--- Task statement ---
An exact copy of the entries is required, excluding any pictures.

•••••

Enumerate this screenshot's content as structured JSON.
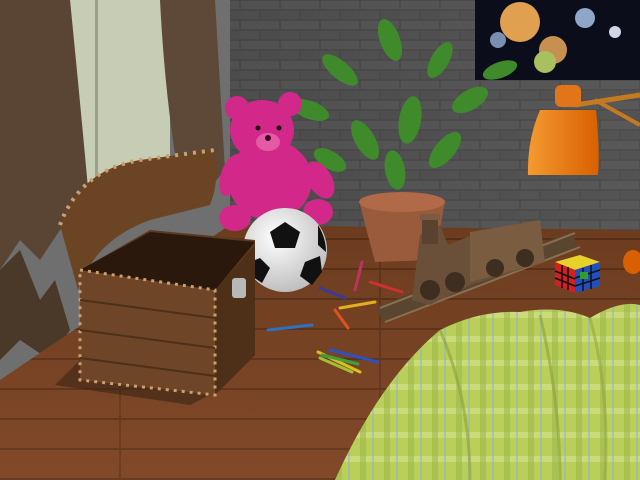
{
  "scene": {
    "objects": [
      "curtains",
      "window",
      "brick-wall",
      "potted-plant",
      "space-poster",
      "desk-lamp",
      "teddy-bear",
      "soccer-ball",
      "treasure-chest",
      "toy-train",
      "train-track",
      "rubiks-cube",
      "colored-pencils",
      "blanket",
      "wooden-floor"
    ],
    "colors": {
      "floor": "#7a4424",
      "brick": "#4a4a4a",
      "curtain": "#5a4434",
      "teddy": "#d1288a",
      "lamp": "#f07a12",
      "chest": "#5c3a1e",
      "blanket": "#b9cf5a",
      "plant": "#3f8a2a",
      "pot": "#9a5a3c",
      "train": "#6a5038"
    }
  }
}
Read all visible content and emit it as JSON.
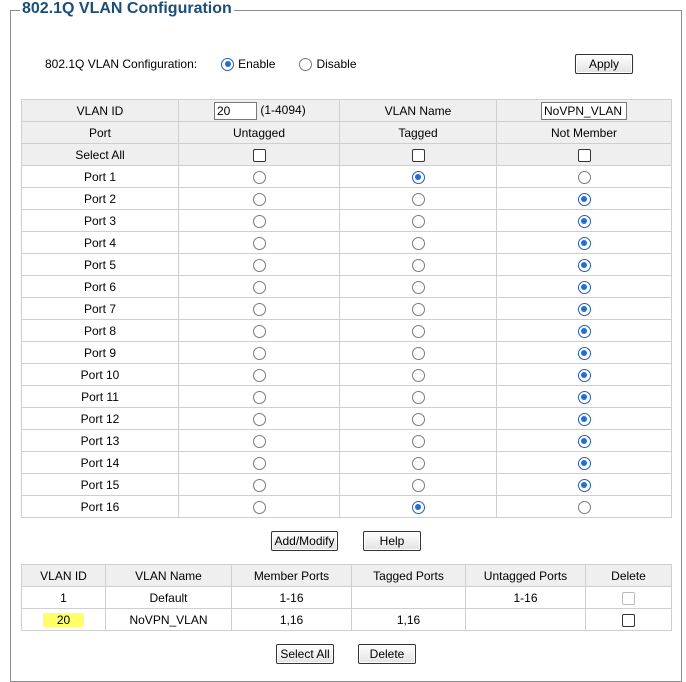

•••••

--- Solution for this task ---
Enumerate this screenshot's content as structured JSON.
{
  "scene": {
    "objects": [
      "curtains",
      "window",
      "brick-wall",
      "potted-plant",
      "space-poster",
      "desk-lamp",
      "teddy-bear",
      "soccer-ball",
      "treasure-chest",
      "toy-train",
      "train-track",
      "rubiks-cube",
      "colored-pencils",
      "blanket",
      "wooden-floor"
    ],
    "colors": {
      "floor": "#7a4424",
      "brick": "#4a4a4a",
      "curtain": "#5a4434",
      "teddy": "#d1288a",
      "lamp": "#f07a12",
      "chest": "#5c3a1e",
      "blanket": "#b9cf5a",
      "plant": "#3f8a2a",
      "pot": "#9a5a3c",
      "train": "#6a5038"
    }
  }
}
Read all visible content and emit it as JSON.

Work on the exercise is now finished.